No doubt, people on the cusp of retirement are in bad shape. Pew notes that Americans age 50-64 are near their peak earning power and net worth, and will need to tap their retirement funds soon--in many cases, before the market fully bounces back. The poll shows this group has been most likely to lose money in stocks or retirement accounts, and has suffered big losses. They're also the most likely to say they won't have sufficient funds to live on in retirement; nearly half of those who are still working say they're considering delaying retirement.

Meanwhile young adults are least likely to say they've been crushed by the stock market, mainly since they don't have as much money invested.

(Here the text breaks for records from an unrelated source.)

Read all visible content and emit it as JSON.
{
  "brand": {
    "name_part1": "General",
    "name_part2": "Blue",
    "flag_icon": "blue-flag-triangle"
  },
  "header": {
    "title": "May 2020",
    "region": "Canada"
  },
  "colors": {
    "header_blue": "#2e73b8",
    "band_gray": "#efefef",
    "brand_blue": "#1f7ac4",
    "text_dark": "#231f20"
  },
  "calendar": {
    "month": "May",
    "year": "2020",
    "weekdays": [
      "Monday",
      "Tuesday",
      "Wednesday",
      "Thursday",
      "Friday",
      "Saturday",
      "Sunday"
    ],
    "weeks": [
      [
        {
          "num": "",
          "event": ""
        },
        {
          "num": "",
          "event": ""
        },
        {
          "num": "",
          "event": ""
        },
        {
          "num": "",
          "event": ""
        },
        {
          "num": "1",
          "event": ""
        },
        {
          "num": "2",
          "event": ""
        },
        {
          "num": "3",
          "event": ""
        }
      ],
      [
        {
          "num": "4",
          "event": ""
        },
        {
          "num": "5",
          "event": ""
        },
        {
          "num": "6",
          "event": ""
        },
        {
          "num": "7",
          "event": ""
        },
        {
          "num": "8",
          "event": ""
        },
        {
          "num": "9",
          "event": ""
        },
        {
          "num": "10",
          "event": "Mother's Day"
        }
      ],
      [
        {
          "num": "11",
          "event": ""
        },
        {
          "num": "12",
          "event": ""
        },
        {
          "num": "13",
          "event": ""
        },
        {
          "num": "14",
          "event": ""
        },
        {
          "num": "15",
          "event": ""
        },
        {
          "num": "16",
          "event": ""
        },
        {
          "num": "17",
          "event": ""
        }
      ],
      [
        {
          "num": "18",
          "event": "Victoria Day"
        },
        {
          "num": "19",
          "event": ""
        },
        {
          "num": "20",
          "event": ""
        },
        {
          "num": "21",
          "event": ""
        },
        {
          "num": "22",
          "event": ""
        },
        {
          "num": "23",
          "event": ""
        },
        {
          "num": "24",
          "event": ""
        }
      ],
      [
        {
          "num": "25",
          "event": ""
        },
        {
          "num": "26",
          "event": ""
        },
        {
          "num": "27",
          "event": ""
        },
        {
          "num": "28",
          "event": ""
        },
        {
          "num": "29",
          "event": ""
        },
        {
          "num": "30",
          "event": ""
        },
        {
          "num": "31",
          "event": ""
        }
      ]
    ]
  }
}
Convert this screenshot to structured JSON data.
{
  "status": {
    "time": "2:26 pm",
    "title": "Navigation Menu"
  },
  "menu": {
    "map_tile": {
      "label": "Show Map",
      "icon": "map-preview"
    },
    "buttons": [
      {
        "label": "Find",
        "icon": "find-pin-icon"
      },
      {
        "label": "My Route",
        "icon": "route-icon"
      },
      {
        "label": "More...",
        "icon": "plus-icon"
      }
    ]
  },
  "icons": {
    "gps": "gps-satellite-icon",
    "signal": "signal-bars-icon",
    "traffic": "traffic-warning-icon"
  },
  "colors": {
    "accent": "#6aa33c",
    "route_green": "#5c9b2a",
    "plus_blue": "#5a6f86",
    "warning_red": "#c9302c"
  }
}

About 70 percent of 18-29 year- olds report that they haven't lost money on investments, and 45 percent of 30-49-year-olds say the same. But they're four times more likely than older people to say they have had trouble securing affordable medical care. And they're far more likely to have experienced a job layoff.

Still--a recession that has been "kinder and gentler" to people over 65? Dig into Pew's data and a more complex picture emerges. Yes, Americans over 65 were least likely to lose money in the market; that's because some have pulled their money out of stocks as they entered the de-cumulation phase of their financial lives. But beyond the markets, even Pew's own data shows:

  • More than a third of seniors have cut their household spending in the past year.
  • Nearly 40 percent say the recession has caused stress in their families.
  • A majority (56 percent) say the recession "probably will make it harder for them to take care of their financial needs in retirement."

And that's just the information contained in the poll. Widen the lens a bit beyond Pew's questions and other troubling indicators come into view.

Even with Medicare and Medicaid, the health care security net for older Americans is fraying. Out-of-pocket retiree health costs have jumped 50 percent since 2002, mainly reflecting higher Medicare premiums, over-the-counter medications, dental care and long-term care expenses. Meanwhile, millions of retirees are losing employer-paid health benefits as corporations retrench (see: bankrupt Detroit automakers).

Many experts believe pension funds will be the next shoe to drop. Defined benefit pensions provide income to about 23 percent of seniors; the recession has increased the risk that more plans will be terminated due to business failures. When that happens to private sector employers, the Pension Benefit Guarantee Corporation (PBGC) usually takes over the plan liabilities, but pension recipients almost always take a haircut on benefits. How serious is the trend? Over the past six months, the PBGC's deficit from guaranteeing pensions tripled to $33.5 billion, a record high.

The picture is just as gruesome--and perhaps worse--for public pension plans sponsored by many state and local governments; for years, sponsors have starved these plans for cash and now face multi-billion dollar holes.

Then there's the frozen market for real estate--the most important financial asset for most seniors after Social Security. Many have built up substantial equity in their homes that they expected to tap in retirement; others will just want to sell and move to retirement housing.

In many parts of the country, the current market has made it very difficult for seniors to sell when the time comes to move for health or lifestyle reasons. Reverse mortgages offer a solution for extracting equity in some cases, although the fees on these loans can be prohibitively high.

A "kinder and gentler" recession for seniors? Maybe, compared with other age groups--but it's certainly no picnic.